Looking at this from a purely budgetary point of view, all three of the scenarios that are not the existing model (#1 above) would provide budget savings through the loss of staff positions. Further, even though there is an increase in bus costs if the middle schools are split into a 5-6 and 7-8 configuration, there is still an overall cost savings as a result of a reduction in staff.
As presented via PowerPoint slides, the so-called “limitations” of the division into a 5-6 school and a 7-8 school included:
• Sense of school community is more challenging to develop
• Longer bus rides
The only argument presented – orally – for maintaining two schools of 5-6-7-8 was that it would minimize transitions for the children, so there’s no transition between 6th & 7th grades. However, CCSD scheduling consultant Michael Rettig said that the real palpable transitions are the ones out of elementary school into middle school (4th grade to 5th grade), and out of middle school and into high school (8th grade to 9th grade).
To my thinking – as a rational person, not a trained educator - transitions can be managed, especially if the middle school program is similar across all four years. As to the busing, children might well have a longer bus ride for two out of four years, but they’d have a shorter one in the other two years. As far as a sense of community, it seems to me that clumping all of the fifth graders in town in the same middle school is an excellent and quick way to develop community.
Furthermore, what was completely ignored in the official presentation were the benefits to the children to a division into a 5-6 and 7-8 configuration, such as:
• Roaring Brook students would no longer be split between middle schools.
• All fourth graders in the district would move en masse to one school, thereby forming a cohesive cohort in fifth grade (instead of ninth grade as presently occurs).
• Fifth graders would not be sharing bus and school facilities with eighth graders.
• All district children would have the experience of the modern air-conditioned Seven Bridges facility.
• All district children would have the experience of the charming Bell school and its easy access to town and pizza.
Lyn McKay said on Monday that she was leaning towards keeping the existing configuration of two schools each of 5-6-7-8. Further, she was quoted in the Patch a couple of weeks ago as saying that school officials don’t see “any real fiscal reason to go in that direction” – in other words, that they were not inclined to change the grade configurations of the two middle schools.
Given that changing the configuration to 5-6 and 7-8 would save a minimum of about $100K, and provide excellent ancillary benefits, with only minimal downsides, to the children in the district, I hope that Dr. McKay rethinks her position.

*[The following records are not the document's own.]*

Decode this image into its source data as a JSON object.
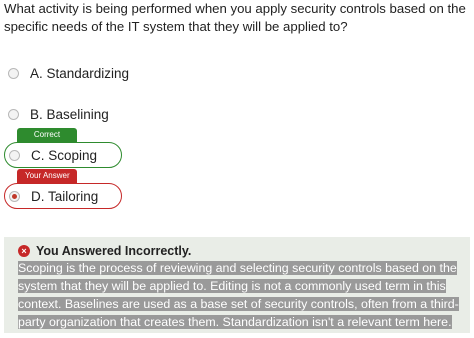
{
  "question": {
    "text": "What activity is being performed when you apply security controls based on the specific needs of the IT system that they will be applied to?"
  },
  "options": [
    {
      "label": "A. Standardizing"
    },
    {
      "label": "B. Baselining"
    },
    {
      "label": "C. Scoping",
      "tag": "Correct"
    },
    {
      "label": "D. Tailoring",
      "tag": "Your Answer"
    }
  ],
  "feedback": {
    "title": "You Answered Incorrectly.",
    "body": "Scoping is the process of reviewing and selecting security controls based on the system that they will be applied to. Editing is not a commonly used term in this context. Baselines are used as a base set of security controls, often from a third-party organization that creates them. Standardization isn't a relevant term here."
  },
  "colors": {
    "correct": "#2e8b2e",
    "incorrect": "#c62828",
    "feedback_bg": "#e9ede7",
    "highlight": "#9a9a9a"
  },
  "icons": {
    "feedback": "x-circle-icon",
    "radio": "radio-icon"
  }
}
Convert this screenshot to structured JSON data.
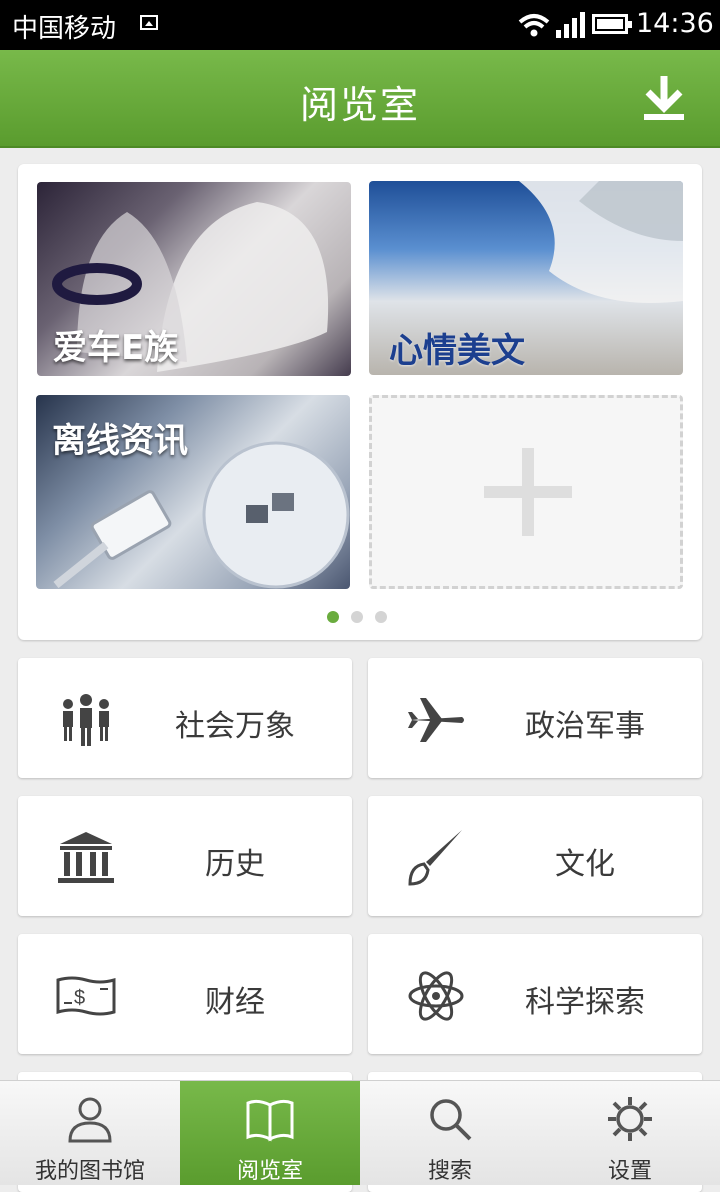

Related: Community asked to weigh longer periods against frequency of classes for two middle schools, NCNOW.org, November 11, 2011